In a press release about the report, Monu Kalsi, vice-president of Shred-it, is quoted as saying, “The study’s findings clearly show that seemingly small habits [of employees] can pose great security risk and add up to large financial, reputational and legal risks.”
And the suggested fix for this, naturally, is to do more and better training. Now, as a long-time trainer, obviously I will advocate for that as well. Far too many places put a network security tool in place and hope for the best instead of actively involving their users as part of that defense. The article below lays out some good basics for that type of training.
But, I’m waiting for the organizations who take that one step further. After you’ve trained them, will you actually hold them accountable for their actions?
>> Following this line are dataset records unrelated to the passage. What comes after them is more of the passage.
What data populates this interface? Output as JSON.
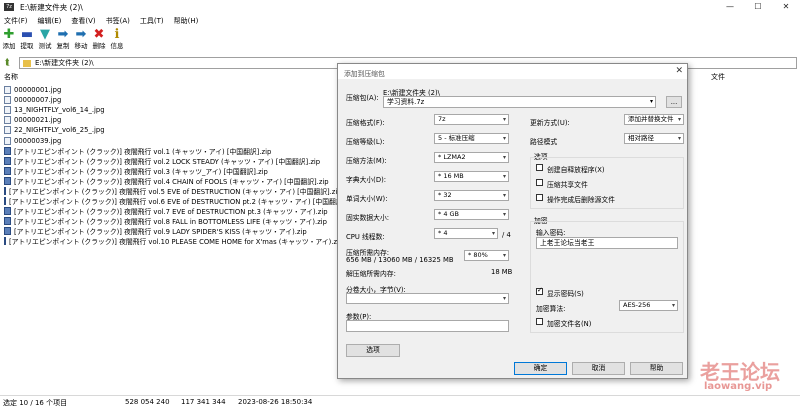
{
  "window": {
    "title": "E:\\新建文件夹 (2)\\",
    "app_icon": "7z"
  },
  "menu": [
    "文件(F)",
    "编辑(E)",
    "查看(V)",
    "书签(A)",
    "工具(T)",
    "帮助(H)"
  ],
  "toolbar": [
    {
      "label": "添加",
      "icon": "plus-icon",
      "glyph": "✚",
      "color": "#2e9e2e"
    },
    {
      "label": "提取",
      "icon": "minus-icon",
      "glyph": "▬",
      "color": "#2b4fb0"
    },
    {
      "label": "测试",
      "icon": "check-icon",
      "glyph": "▼",
      "color": "#2aa6a6"
    },
    {
      "label": "复制",
      "icon": "copy-arrow-icon",
      "glyph": "➡",
      "color": "#1f6fb0"
    },
    {
      "label": "移动",
      "icon": "move-arrow-icon",
      "glyph": "➡",
      "color": "#1f6fb0"
    },
    {
      "label": "删除",
      "icon": "delete-icon",
      "glyph": "✖",
      "color": "#d32020"
    },
    {
      "label": "信息",
      "icon": "info-icon",
      "glyph": "ℹ",
      "color": "#b08a00"
    }
  ],
  "address": {
    "path": "E:\\新建文件夹 (2)\\"
  },
  "columns": {
    "name": "名称",
    "right": "文件"
  },
  "files": [
    {
      "name": "00000001.jpg",
      "type": "jpg"
    },
    {
      "name": "00000007.jpg",
      "type": "jpg"
    },
    {
      "name": "13_NIGHTFLY_vol6_14_.jpg",
      "type": "jpg"
    },
    {
      "name": "00000021.jpg",
      "type": "jpg"
    },
    {
      "name": "22_NIGHTFLY_vol6_25_.jpg",
      "type": "jpg"
    },
    {
      "name": "00000039.jpg",
      "type": "jpg"
    },
    {
      "name": "[アトリエピンポイント (クラック)] 夜闇飛行 vol.1 (キャッツ・アイ) [中国翻訳].zip",
      "type": "zip"
    },
    {
      "name": "[アトリエピンポイント (クラック)] 夜闇飛行 vol.2 LOCK STEADY (キャッツ・アイ) [中国翻訳].zip",
      "type": "zip"
    },
    {
      "name": "[アトリエピンポイント (クラック)] 夜闇飛行 vol.3 (キャッツ_アイ) [中国翻訳].zip",
      "type": "zip"
    },
    {
      "name": "[アトリエピンポイント (クラック)] 夜闇飛行 vol.4 CHAIN of FOOLS (キャッツ・アイ) [中国翻訳].zip",
      "type": "zip"
    },
    {
      "name": "[アトリエピンポイント (クラック)] 夜闇飛行 vol.5 EVE of DESTRUCTION (キャッツ・アイ) [中国翻訳].zip",
      "type": "zip"
    },
    {
      "name": "[アトリエピンポイント (クラック)] 夜闇飛行 vol.6 EVE of DESTRUCTION pt.2 (キャッツ・アイ) [中国翻訳]",
      "type": "zip"
    },
    {
      "name": "[アトリエピンポイント (クラック)] 夜闇飛行 vol.7 EVE of DESTRUCTION pt.3 (キャッツ・アイ).zip",
      "type": "zip"
    },
    {
      "name": "[アトリエピンポイント (クラック)] 夜闇飛行 vol.8 FALL in BOTTOMLESS LIFE (キャッツ・アイ).zip",
      "type": "zip"
    },
    {
      "name": "[アトリエピンポイント (クラック)] 夜闇飛行 vol.9 LADY SPIDER'S KISS (キャッツ・アイ).zip",
      "type": "zip"
    },
    {
      "name": "[アトリエピンポイント (クラック)] 夜闇飛行 vol.10 PLEASE COME HOME for X'mas (キャッツ・アイ).zip",
      "type": "zip"
    }
  ],
  "status": {
    "selection": "选定 10 / 16 个项目",
    "size": "528 054 240",
    "packed": "117 341 344",
    "modified": "2023-08-26 18:50:34"
  },
  "dialog": {
    "title": "添加到压缩包",
    "archive_label": "压缩包(A):",
    "archive_dir": "E:\\新建文件夹 (2)\\",
    "archive_name": "学习资料.7z",
    "browse": "...",
    "format_label": "压缩格式(F):",
    "format_value": "7z",
    "level_label": "压缩等级(L):",
    "level_value": "5 - 标准压缩",
    "method_label": "压缩方法(M):",
    "method_value": "* LZMA2",
    "dict_label": "字典大小(D):",
    "dict_value": "* 16 MB",
    "word_label": "单词大小(W):",
    "word_value": "* 32",
    "solid_label": "固实数据大小:",
    "solid_value": "* 4 GB",
    "cpu_label": "CPU 线程数:",
    "cpu_value": "* 4",
    "cpu_max": "/ 4",
    "mem_label": "压缩所需内存:",
    "mem_detail": "656 MB / 13060 MB / 16325 MB",
    "mem_pct": "* 80%",
    "demem_label": "解压缩所需内存:",
    "demem_value": "18 MB",
    "split_label": "分卷大小，字节(V):",
    "params_label": "参数(P):",
    "options_btn": "选项",
    "update_label": "更新方式(U):",
    "update_value": "添加并替换文件",
    "path_label": "路径模式",
    "path_value": "相对路径",
    "opt_group": "选项",
    "opt_sfx": "创建自释放程序(X)",
    "opt_shared": "压缩共享文件",
    "opt_delete": "操作完成后删除源文件",
    "enc_group": "加密",
    "pwd_label": "输入密码:",
    "pwd_value": "上老王论坛当老王",
    "show_pwd": "显示密码(S)",
    "enc_method_label": "加密算法:",
    "enc_method_value": "AES-256",
    "enc_names": "加密文件名(N)",
    "ok": "确定",
    "cancel": "取消",
    "help": "帮助"
  },
  "watermark": {
    "cn": "老王论坛",
    "en": "laowang.vip"
  }
}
When will we see corporate policies that spell out how many of these “small habits” can create actual security problems before you either don’t get to work there any longer, or it starts to impact performance reviews and raises.
Right now, we are starting to see more organizations hold people accountable for sitting through the training. This is good, but how many of them are measuring, in a meaningful and personal way, whether the users are following the procedures they are being trained on? Isn’t it time to consider the possibility that the user who continues to click on fraudulent links and use cloud services and personal devices to access or store confidential information with no regard for security, regardless of what training they’ve received, is more of a risk to the company than a benefit? Even if they are in management.
Or a partner in a law firm.
Truthfully, when we measure the members of our organization, this isn’t one the measurements we use to evaluate them. You get more of what you measure, and less of what you don’t.
Network and data security shouldn’t be something we want less of.